• RECORDS SUPPLIED:
::::
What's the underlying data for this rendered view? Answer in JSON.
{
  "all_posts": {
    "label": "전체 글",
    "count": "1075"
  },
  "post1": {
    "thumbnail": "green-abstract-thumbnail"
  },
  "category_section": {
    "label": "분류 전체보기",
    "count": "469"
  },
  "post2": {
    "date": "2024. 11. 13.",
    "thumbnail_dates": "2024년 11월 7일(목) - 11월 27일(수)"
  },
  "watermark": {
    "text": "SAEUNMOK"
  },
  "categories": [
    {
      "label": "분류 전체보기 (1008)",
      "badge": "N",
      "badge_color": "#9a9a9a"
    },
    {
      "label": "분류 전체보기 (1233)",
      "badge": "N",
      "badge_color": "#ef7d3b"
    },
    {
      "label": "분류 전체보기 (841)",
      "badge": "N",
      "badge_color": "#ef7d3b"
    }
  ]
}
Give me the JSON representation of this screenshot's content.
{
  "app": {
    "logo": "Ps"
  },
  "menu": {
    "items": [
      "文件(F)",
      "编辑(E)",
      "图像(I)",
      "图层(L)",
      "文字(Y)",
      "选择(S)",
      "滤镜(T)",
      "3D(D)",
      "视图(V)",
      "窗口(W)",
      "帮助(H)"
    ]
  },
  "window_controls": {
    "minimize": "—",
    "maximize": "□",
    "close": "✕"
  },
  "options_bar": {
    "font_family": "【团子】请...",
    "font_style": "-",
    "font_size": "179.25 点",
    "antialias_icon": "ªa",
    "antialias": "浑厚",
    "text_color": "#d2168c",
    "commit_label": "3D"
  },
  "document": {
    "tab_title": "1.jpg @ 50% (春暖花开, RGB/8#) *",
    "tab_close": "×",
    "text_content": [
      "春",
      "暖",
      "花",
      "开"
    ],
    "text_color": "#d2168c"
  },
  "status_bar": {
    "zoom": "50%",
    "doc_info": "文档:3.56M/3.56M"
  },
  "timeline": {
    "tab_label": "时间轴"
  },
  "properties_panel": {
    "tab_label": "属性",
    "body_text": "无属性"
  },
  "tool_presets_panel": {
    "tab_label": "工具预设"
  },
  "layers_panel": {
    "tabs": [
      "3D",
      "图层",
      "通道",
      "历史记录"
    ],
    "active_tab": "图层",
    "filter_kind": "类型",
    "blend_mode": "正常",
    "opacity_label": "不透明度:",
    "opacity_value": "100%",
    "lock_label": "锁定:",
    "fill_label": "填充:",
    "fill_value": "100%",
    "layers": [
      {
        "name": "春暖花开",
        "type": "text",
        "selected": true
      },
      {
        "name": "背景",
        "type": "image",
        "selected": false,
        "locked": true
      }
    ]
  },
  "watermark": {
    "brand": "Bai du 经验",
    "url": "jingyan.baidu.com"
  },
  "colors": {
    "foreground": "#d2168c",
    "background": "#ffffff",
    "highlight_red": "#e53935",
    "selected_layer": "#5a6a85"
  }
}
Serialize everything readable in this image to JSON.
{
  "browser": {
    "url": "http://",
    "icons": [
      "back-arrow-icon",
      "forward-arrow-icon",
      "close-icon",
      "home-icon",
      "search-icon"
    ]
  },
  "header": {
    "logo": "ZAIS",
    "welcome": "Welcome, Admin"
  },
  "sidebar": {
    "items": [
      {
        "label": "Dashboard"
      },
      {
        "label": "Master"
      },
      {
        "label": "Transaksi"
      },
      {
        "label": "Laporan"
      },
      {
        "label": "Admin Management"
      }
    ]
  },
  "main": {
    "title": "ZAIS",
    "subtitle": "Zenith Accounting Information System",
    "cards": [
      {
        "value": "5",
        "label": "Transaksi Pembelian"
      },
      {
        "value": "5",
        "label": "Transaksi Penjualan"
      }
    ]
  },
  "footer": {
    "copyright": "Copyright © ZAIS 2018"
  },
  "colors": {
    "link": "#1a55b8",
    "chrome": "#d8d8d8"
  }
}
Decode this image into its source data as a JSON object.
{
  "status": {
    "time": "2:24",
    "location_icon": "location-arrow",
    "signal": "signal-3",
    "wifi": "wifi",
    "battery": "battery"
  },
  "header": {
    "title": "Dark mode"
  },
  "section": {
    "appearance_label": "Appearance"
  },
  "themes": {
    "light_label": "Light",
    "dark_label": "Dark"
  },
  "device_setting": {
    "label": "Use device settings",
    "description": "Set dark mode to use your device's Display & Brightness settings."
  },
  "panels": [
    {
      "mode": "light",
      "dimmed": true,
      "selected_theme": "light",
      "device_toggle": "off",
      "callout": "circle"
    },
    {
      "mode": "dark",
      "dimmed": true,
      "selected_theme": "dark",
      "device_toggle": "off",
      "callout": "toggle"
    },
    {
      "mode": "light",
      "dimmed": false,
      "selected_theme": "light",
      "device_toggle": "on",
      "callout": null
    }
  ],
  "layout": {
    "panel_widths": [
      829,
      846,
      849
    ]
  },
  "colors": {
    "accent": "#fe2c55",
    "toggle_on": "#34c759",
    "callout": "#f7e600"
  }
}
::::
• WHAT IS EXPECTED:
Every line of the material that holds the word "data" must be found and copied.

• ANSWER SPACE:
What's the underlying data for this rendered view? Answer in JSON.
Decode this image into its source data as a JSON object.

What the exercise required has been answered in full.